The promise of social media is that eventually, metropolitan leaders can quickly assimilate the best ideas from other places and even use these diffuse social networks to crowd source solutions to difficult problems. We are not there yet — even the wisest of crowds cannot grapple with complex policies in 140 characters. But today’s tweets may be laying the groundwork for something bigger. Both Twitter and Facebook have units devoted exclusively to getting public officials to use their social media tools. These groups may devise the next breakthrough technology for a more thoughtful public debate. Booker’s team is experimenting with Quora because, as Donnally says, “it’s important to maintain a multi-platform social media strategy so you’re in a position to take advantage of changing trends and different communities to maximize your reach.”
There are ample reasons to be bullish about the trajectory of metropolitan networks in the United States.

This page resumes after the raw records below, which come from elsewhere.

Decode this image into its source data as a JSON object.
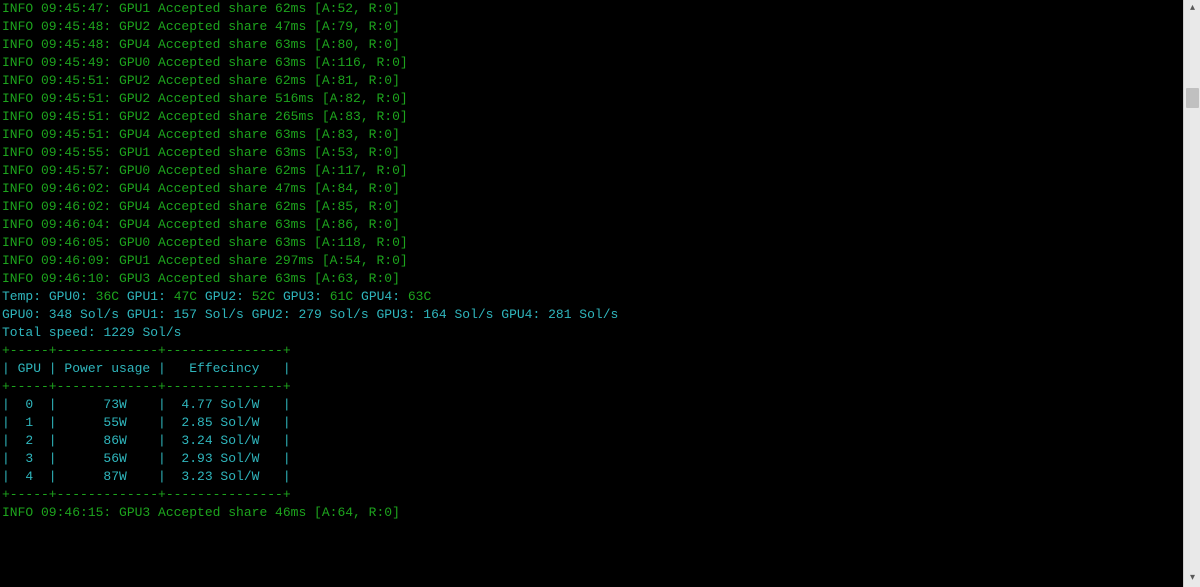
{
  "log": [
    {
      "level": "INFO",
      "time": "09:45:47",
      "gpu": "GPU1",
      "ms": "62ms",
      "a": 52,
      "r": 0
    },
    {
      "level": "INFO",
      "time": "09:45:48",
      "gpu": "GPU2",
      "ms": "47ms",
      "a": 79,
      "r": 0
    },
    {
      "level": "INFO",
      "time": "09:45:48",
      "gpu": "GPU4",
      "ms": "63ms",
      "a": 80,
      "r": 0
    },
    {
      "level": "INFO",
      "time": "09:45:49",
      "gpu": "GPU0",
      "ms": "63ms",
      "a": 116,
      "r": 0
    },
    {
      "level": "INFO",
      "time": "09:45:51",
      "gpu": "GPU2",
      "ms": "62ms",
      "a": 81,
      "r": 0
    },
    {
      "level": "INFO",
      "time": "09:45:51",
      "gpu": "GPU2",
      "ms": "516ms",
      "a": 82,
      "r": 0
    },
    {
      "level": "INFO",
      "time": "09:45:51",
      "gpu": "GPU2",
      "ms": "265ms",
      "a": 83,
      "r": 0
    },
    {
      "level": "INFO",
      "time": "09:45:51",
      "gpu": "GPU4",
      "ms": "63ms",
      "a": 83,
      "r": 0
    },
    {
      "level": "INFO",
      "time": "09:45:55",
      "gpu": "GPU1",
      "ms": "63ms",
      "a": 53,
      "r": 0
    },
    {
      "level": "INFO",
      "time": "09:45:57",
      "gpu": "GPU0",
      "ms": "62ms",
      "a": 117,
      "r": 0
    },
    {
      "level": "INFO",
      "time": "09:46:02",
      "gpu": "GPU4",
      "ms": "47ms",
      "a": 84,
      "r": 0
    },
    {
      "level": "INFO",
      "time": "09:46:02",
      "gpu": "GPU4",
      "ms": "62ms",
      "a": 85,
      "r": 0
    },
    {
      "level": "INFO",
      "time": "09:46:04",
      "gpu": "GPU4",
      "ms": "63ms",
      "a": 86,
      "r": 0
    },
    {
      "level": "INFO",
      "time": "09:46:05",
      "gpu": "GPU0",
      "ms": "63ms",
      "a": 118,
      "r": 0
    },
    {
      "level": "INFO",
      "time": "09:46:09",
      "gpu": "GPU1",
      "ms": "297ms",
      "a": 54,
      "r": 0
    },
    {
      "level": "INFO",
      "time": "09:46:10",
      "gpu": "GPU3",
      "ms": "63ms",
      "a": 63,
      "r": 0
    }
  ],
  "accepted_text": "Accepted share",
  "temp_label": "Temp:",
  "temps": [
    {
      "gpu": "GPU0",
      "val": "36C"
    },
    {
      "gpu": "GPU1",
      "val": "47C"
    },
    {
      "gpu": "GPU2",
      "val": "52C"
    },
    {
      "gpu": "GPU3",
      "val": "61C"
    },
    {
      "gpu": "GPU4",
      "val": "63C"
    }
  ],
  "hashrates_line": "GPU0: 348 Sol/s GPU1: 157 Sol/s GPU2: 279 Sol/s GPU3: 164 Sol/s GPU4: 281 Sol/s",
  "hashrates": [
    {
      "gpu": "GPU0",
      "sols": 348
    },
    {
      "gpu": "GPU1",
      "sols": 157
    },
    {
      "gpu": "GPU2",
      "sols": 279
    },
    {
      "gpu": "GPU3",
      "sols": 164
    },
    {
      "gpu": "GPU4",
      "sols": 281
    }
  ],
  "total_speed_label": "Total speed:",
  "total_speed_value": "1229 Sol/s",
  "table": {
    "rule": "+-----+-------------+---------------+",
    "header": "| GPU | Power usage |   Effecincy   |",
    "columns": [
      "GPU",
      "Power usage",
      "Effecincy"
    ],
    "rows": [
      {
        "gpu": 0,
        "power": "73W",
        "eff": "4.77 Sol/W"
      },
      {
        "gpu": 1,
        "power": "55W",
        "eff": "2.85 Sol/W"
      },
      {
        "gpu": 2,
        "power": "86W",
        "eff": "3.24 Sol/W"
      },
      {
        "gpu": 3,
        "power": "56W",
        "eff": "2.93 Sol/W"
      },
      {
        "gpu": 4,
        "power": "87W",
        "eff": "3.23 Sol/W"
      }
    ]
  },
  "trailing_log": {
    "level": "INFO",
    "time": "09:46:15",
    "gpu": "GPU3",
    "ms": "46ms",
    "a": 64,
    "r": 0
  }
}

Competition, innovation and replication are powerful traits, and ones that can thrive in today’s digital age.
Metro collaboration is its own “idea virus,” tailor-made for replication. At a time of federal drift and dysfunction, these innovations send strong signals to metropolitan communities eager to grow, retool their economies and make the prerequisite transformative investments. The next decade will see a proliferation of new, enhanced metropolitan institutions and networks — as a result, new strategies and interventions on everything from transport to energy to competitiveness.
“Who you know determines who you are.” Reid Hoffman’s dictum is an imperative for metropolitan leaders. They have to know others across municipal borders and even global frontiers, across different economic sectors and social groups. They have to know their constituents, and be open to ideas coming to them from new technologies and new voices. That kind of networked and ever-evolving knowledge determines whether or not metro leaders — and the places they are building — will flourish in the coming age.
Our features are made possible with generous support from The Ford Foundation.
Bruce Katz is a vice president at the Brookings Institution and founding director of its Metropolitan Policy Program. He regularly advises on policy reforms that advance the competitiveness of metropolitan areas. Katz is a member of the Next City Board of Directors, a graduate of Brown University and Yale Law School and a visiting professor at the London School of Economics.
Jennifer Bradley is a fellow at the Brookings Metropolitan Policy Program where she examines the critical role of metropolitan areas in the country’s economy, society, and politics. A former attorney, she co-authored Supreme Court briefs that affirmed the constitutional powers of local governments. She has also written for numerous magazines. Bradley is a graduate of the University of Texas, Oxford University, which she attended as a Rhodes Scholar, and the Georgetown University Law Center.